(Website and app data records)
****************
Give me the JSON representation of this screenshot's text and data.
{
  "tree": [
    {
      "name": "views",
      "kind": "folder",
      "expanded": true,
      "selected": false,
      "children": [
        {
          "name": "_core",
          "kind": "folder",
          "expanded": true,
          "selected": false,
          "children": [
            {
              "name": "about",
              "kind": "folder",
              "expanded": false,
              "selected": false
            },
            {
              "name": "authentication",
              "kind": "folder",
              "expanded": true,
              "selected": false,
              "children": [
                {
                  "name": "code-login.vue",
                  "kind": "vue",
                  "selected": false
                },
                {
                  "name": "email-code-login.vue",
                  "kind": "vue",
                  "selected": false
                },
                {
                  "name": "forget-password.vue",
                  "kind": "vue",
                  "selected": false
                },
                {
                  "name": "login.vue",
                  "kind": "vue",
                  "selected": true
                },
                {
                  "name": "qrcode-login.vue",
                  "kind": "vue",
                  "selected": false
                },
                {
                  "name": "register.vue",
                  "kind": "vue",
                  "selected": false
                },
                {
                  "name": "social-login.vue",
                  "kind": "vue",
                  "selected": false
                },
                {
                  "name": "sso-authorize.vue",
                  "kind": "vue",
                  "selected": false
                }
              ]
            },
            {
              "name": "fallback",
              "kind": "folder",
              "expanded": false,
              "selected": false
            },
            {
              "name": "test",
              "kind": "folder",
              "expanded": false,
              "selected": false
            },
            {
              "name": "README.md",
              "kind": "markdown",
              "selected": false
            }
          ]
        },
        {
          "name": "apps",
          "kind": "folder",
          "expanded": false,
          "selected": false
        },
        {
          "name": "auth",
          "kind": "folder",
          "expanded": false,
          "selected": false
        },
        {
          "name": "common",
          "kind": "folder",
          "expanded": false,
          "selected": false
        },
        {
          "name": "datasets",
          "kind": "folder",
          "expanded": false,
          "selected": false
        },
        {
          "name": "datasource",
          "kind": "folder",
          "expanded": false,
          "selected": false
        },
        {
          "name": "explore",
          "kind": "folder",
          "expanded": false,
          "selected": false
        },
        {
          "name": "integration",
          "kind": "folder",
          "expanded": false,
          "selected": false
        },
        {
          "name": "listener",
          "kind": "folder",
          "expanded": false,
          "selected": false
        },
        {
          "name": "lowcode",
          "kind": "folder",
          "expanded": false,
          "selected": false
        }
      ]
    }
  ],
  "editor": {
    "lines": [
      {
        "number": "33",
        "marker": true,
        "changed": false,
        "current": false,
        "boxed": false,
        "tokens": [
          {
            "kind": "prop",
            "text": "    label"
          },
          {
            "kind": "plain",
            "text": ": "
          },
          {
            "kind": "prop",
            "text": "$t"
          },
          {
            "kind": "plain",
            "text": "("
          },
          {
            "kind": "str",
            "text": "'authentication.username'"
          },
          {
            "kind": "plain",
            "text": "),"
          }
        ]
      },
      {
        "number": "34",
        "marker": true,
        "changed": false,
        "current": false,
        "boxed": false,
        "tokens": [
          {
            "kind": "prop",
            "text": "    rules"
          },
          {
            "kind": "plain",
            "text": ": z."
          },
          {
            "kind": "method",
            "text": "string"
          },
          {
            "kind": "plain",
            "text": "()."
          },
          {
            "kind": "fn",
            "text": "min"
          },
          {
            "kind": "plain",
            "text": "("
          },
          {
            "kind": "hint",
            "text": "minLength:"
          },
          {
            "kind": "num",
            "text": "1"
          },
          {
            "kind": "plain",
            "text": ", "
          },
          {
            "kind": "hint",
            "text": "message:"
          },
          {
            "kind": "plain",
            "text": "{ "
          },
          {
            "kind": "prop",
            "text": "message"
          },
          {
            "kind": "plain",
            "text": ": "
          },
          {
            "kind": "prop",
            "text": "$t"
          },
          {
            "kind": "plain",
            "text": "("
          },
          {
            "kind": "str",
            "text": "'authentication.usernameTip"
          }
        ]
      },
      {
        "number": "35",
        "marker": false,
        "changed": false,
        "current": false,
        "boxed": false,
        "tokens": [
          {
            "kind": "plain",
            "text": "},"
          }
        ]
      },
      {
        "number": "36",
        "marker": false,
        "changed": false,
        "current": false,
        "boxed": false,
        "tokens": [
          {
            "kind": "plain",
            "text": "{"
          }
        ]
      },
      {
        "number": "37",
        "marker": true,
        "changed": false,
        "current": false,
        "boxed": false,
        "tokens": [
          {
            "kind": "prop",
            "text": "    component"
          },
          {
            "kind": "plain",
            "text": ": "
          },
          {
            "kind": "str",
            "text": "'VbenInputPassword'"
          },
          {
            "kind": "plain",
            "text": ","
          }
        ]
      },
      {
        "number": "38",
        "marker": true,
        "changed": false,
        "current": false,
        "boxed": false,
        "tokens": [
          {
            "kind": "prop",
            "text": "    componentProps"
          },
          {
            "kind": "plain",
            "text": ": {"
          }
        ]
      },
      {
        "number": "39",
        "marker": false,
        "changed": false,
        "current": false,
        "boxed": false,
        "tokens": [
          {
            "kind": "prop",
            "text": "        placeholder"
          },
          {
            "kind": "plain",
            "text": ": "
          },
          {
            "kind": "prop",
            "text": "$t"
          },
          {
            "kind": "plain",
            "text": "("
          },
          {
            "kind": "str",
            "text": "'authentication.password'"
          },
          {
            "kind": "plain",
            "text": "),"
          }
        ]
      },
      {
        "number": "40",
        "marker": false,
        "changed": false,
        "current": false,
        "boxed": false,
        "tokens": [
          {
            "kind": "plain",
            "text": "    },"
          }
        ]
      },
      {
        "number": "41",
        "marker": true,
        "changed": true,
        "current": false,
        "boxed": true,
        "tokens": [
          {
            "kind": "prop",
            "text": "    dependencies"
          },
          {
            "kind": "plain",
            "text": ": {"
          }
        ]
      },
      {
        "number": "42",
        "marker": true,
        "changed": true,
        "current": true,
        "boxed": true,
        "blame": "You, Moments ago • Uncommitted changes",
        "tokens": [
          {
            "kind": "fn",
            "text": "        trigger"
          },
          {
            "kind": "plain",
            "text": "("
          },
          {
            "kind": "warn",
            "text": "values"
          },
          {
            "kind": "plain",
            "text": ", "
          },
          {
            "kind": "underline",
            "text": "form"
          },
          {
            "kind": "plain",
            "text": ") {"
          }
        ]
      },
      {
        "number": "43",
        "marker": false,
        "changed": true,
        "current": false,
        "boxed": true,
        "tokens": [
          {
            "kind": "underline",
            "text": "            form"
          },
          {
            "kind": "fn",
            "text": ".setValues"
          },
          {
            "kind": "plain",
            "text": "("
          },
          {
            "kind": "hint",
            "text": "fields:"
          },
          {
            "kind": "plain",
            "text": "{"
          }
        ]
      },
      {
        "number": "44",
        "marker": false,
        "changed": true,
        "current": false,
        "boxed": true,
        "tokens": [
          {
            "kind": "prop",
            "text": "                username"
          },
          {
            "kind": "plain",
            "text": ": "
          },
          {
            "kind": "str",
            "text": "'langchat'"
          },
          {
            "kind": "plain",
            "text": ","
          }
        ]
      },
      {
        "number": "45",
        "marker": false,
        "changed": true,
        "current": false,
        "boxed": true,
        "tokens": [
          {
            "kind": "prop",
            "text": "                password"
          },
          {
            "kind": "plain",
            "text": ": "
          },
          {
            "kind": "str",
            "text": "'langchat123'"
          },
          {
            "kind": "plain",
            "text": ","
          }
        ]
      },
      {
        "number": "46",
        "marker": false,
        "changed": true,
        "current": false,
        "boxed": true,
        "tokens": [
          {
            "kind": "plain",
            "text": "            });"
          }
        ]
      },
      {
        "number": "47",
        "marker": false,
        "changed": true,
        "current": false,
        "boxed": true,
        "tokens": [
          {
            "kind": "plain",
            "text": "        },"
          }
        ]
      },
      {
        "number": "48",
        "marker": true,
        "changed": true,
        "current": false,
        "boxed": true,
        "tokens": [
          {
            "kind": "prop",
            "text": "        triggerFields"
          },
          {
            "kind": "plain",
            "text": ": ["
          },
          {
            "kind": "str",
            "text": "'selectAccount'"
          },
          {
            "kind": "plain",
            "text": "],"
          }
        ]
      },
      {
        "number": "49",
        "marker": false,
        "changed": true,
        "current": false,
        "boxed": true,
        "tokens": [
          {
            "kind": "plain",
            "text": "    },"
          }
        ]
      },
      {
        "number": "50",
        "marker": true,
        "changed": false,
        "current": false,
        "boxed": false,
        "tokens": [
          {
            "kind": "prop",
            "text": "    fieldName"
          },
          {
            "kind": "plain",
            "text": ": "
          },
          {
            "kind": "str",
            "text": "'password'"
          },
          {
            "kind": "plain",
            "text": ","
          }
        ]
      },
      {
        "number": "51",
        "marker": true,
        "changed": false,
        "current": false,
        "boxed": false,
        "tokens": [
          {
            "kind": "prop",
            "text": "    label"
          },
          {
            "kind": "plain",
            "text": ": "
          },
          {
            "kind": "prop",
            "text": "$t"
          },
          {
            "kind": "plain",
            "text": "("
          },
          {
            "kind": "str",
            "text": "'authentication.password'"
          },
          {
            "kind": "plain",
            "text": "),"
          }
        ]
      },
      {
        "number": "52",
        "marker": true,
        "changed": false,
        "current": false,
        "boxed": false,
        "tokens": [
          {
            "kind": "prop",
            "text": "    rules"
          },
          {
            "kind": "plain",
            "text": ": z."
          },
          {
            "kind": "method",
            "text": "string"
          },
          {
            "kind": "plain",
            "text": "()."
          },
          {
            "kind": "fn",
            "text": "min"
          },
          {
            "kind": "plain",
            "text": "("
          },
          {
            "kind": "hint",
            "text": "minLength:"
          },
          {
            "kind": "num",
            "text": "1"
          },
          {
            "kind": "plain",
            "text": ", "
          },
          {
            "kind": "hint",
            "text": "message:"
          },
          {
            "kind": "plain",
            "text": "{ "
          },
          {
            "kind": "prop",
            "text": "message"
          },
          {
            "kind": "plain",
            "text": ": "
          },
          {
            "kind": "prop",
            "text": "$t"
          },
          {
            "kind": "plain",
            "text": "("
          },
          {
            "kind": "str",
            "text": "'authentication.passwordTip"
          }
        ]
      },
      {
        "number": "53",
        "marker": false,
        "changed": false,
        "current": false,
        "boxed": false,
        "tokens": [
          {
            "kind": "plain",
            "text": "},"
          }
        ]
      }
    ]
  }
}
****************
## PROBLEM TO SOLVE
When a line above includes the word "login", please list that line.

## COMPLETED EXERCISE
                  "name": "code-login.vue",
                  "name": "email-code-login.vue",
                  "name": "login.vue",
                  "name": "qrcode-login.vue",
                  "name": "social-login.vue",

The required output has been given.